▶ [Task instructions] Without skipping anything, print all of the data exactly.

Collected data:
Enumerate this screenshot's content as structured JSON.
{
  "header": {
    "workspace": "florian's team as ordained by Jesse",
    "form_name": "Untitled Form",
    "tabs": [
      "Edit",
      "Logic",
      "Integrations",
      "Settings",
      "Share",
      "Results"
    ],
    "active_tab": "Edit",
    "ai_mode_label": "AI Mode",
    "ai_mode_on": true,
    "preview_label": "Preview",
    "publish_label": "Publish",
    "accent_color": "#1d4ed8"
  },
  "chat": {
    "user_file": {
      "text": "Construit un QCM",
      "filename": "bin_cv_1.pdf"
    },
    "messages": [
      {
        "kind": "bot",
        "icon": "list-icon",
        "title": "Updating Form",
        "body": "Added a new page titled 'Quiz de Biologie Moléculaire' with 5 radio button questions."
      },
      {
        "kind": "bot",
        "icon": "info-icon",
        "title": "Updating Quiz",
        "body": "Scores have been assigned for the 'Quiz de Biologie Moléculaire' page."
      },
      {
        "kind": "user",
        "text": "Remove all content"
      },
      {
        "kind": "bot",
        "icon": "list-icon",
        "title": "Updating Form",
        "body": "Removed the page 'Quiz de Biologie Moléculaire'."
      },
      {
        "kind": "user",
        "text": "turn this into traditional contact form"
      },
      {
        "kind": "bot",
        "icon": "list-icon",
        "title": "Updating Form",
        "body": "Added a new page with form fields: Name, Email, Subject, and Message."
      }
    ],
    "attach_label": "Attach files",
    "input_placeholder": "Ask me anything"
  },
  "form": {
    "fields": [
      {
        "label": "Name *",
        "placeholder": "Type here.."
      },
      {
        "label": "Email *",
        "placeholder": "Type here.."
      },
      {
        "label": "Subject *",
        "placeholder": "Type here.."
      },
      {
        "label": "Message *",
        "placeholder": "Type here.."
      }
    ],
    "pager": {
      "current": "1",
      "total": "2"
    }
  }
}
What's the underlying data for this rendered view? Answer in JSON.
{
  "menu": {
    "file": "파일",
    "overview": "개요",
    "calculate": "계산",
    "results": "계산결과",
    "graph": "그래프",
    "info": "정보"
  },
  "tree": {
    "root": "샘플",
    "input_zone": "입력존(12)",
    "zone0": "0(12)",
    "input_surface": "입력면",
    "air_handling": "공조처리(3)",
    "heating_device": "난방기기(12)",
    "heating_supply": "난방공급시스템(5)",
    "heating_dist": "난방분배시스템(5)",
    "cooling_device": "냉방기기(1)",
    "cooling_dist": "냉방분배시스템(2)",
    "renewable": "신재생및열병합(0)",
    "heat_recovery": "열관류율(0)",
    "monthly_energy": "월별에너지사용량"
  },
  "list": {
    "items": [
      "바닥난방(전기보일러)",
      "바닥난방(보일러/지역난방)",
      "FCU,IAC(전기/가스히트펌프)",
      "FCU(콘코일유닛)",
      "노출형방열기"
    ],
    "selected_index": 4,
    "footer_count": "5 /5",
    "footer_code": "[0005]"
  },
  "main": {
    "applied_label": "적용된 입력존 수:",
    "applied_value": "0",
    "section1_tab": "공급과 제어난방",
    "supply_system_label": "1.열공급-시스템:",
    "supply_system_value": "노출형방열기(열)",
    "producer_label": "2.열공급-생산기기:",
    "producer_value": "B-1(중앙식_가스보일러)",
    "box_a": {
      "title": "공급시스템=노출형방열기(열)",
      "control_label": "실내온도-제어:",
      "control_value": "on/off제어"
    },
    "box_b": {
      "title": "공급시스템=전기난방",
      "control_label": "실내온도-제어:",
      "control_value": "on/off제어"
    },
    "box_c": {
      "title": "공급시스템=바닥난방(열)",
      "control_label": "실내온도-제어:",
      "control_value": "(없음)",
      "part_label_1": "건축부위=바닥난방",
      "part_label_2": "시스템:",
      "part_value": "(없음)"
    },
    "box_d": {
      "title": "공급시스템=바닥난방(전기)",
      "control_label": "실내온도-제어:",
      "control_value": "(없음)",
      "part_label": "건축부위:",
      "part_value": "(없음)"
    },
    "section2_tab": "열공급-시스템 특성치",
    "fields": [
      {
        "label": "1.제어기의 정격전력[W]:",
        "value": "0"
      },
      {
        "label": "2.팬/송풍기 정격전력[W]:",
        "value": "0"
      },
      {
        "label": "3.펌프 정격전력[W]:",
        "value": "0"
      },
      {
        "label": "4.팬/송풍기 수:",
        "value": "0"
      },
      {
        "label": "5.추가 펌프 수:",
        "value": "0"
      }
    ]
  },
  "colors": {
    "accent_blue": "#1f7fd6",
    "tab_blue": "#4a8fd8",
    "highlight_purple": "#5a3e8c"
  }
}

▶ [Answer to this task]
Enumerate this screenshot's content as structured JSON.
{
  "header": {
    "workspace": "florian's team as ordained by Jesse",
    "form_name": "Untitled Form",
    "tabs": [
      "Edit",
      "Logic",
      "Integrations",
      "Settings",
      "Share",
      "Results"
    ],
    "active_tab": "Edit",
    "ai_mode_label": "AI Mode",
    "ai_mode_on": true,
    "preview_label": "Preview",
    "publish_label": "Publish",
    "accent_color": "#1d4ed8"
  },
  "chat": {
    "user_file": {
      "text": "Construit un QCM",
      "filename": "bin_cv_1.pdf"
    },
    "messages": [
      {
        "kind": "bot",
        "icon": "list-icon",
        "title": "Updating Form",
        "body": "Added a new page titled 'Quiz de Biologie Moléculaire' with 5 radio button questions."
      },
      {
        "kind": "bot",
        "icon": "info-icon",
        "title": "Updating Quiz",
        "body": "Scores have been assigned for the 'Quiz de Biologie Moléculaire' page."
      },
      {
        "kind": "user",
        "text": "Remove all content"
      },
      {
        "kind": "bot",
        "icon": "list-icon",
        "title": "Updating Form",
        "body": "Removed the page 'Quiz de Biologie Moléculaire'."
      },
      {
        "kind": "user",
        "text": "turn this into traditional contact form"
      },
      {
        "kind": "bot",
        "icon": "list-icon",
        "title": "Updating Form",
        "body": "Added a new page with form fields: Name, Email, Subject, and Message."
      }
    ],
    "attach_label": "Attach files",
    "input_placeholder": "Ask me anything"
  },
  "form": {
    "fields": [
      {
        "label": "Name *",
        "placeholder": "Type here.."
      },
      {
        "label": "Email *",
        "placeholder": "Type here.."
      },
      {
        "label": "Subject *",
        "placeholder": "Type here.."
      },
      {
        "label": "Message *",
        "placeholder": "Type here.."
      }
    ],
    "pager": {
      "current": "1",
      "total": "2"
    }
  }
}
What's the underlying data for this rendered view? Answer in JSON.
{
  "menu": {
    "file": "파일",
    "overview": "개요",
    "calculate": "계산",
    "results": "계산결과",
    "graph": "그래프",
    "info": "정보"
  },
  "tree": {
    "root": "샘플",
    "input_zone": "입력존(12)",
    "zone0": "0(12)",
    "input_surface": "입력면",
    "air_handling": "공조처리(3)",
    "heating_device": "난방기기(12)",
    "heating_supply": "난방공급시스템(5)",
    "heating_dist": "난방분배시스템(5)",
    "cooling_device": "냉방기기(1)",
    "cooling_dist": "냉방분배시스템(2)",
    "renewable": "신재생및열병합(0)",
    "heat_recovery": "열관류율(0)",
    "monthly_energy": "월별에너지사용량"
  },
  "list": {
    "items": [
      "바닥난방(전기보일러)",
      "바닥난방(보일러/지역난방)",
      "FCU,IAC(전기/가스히트펌프)",
      "FCU(콘코일유닛)",
      "노출형방열기"
    ],
    "selected_index": 4,
    "footer_count": "5 /5",
    "footer_code": "[0005]"
  },
  "main": {
    "applied_label": "적용된 입력존 수:",
    "applied_value": "0",
    "section1_tab": "공급과 제어난방",
    "supply_system_label": "1.열공급-시스템:",
    "supply_system_value": "노출형방열기(열)",
    "producer_label": "2.열공급-생산기기:",
    "producer_value": "B-1(중앙식_가스보일러)",
    "box_a": {
      "title": "공급시스템=노출형방열기(열)",
      "control_label": "실내온도-제어:",
      "control_value": "on/off제어"
    },
    "box_b": {
      "title": "공급시스템=전기난방",
      "control_label": "실내온도-제어:",
      "control_value": "on/off제어"
    },
    "box_c": {
      "title": "공급시스템=바닥난방(열)",
      "control_label": "실내온도-제어:",
      "control_value": "(없음)",
      "part_label_1": "건축부위=바닥난방",
      "part_label_2": "시스템:",
      "part_value": "(없음)"
    },
    "box_d": {
      "title": "공급시스템=바닥난방(전기)",
      "control_label": "실내온도-제어:",
      "control_value": "(없음)",
      "part_label": "건축부위:",
      "part_value": "(없음)"
    },
    "section2_tab": "열공급-시스템 특성치",
    "fields": [
      {
        "label": "1.제어기의 정격전력[W]:",
        "value": "0"
      },
      {
        "label": "2.팬/송풍기 정격전력[W]:",
        "value": "0"
      },
      {
        "label": "3.펌프 정격전력[W]:",
        "value": "0"
      },
      {
        "label": "4.팬/송풍기 수:",
        "value": "0"
      },
      {
        "label": "5.추가 펌프 수:",
        "value": "0"
      }
    ]
  },
  "colors": {
    "accent_blue": "#1f7fd6",
    "tab_blue": "#4a8fd8",
    "highlight_purple": "#5a3e8c"
  }
}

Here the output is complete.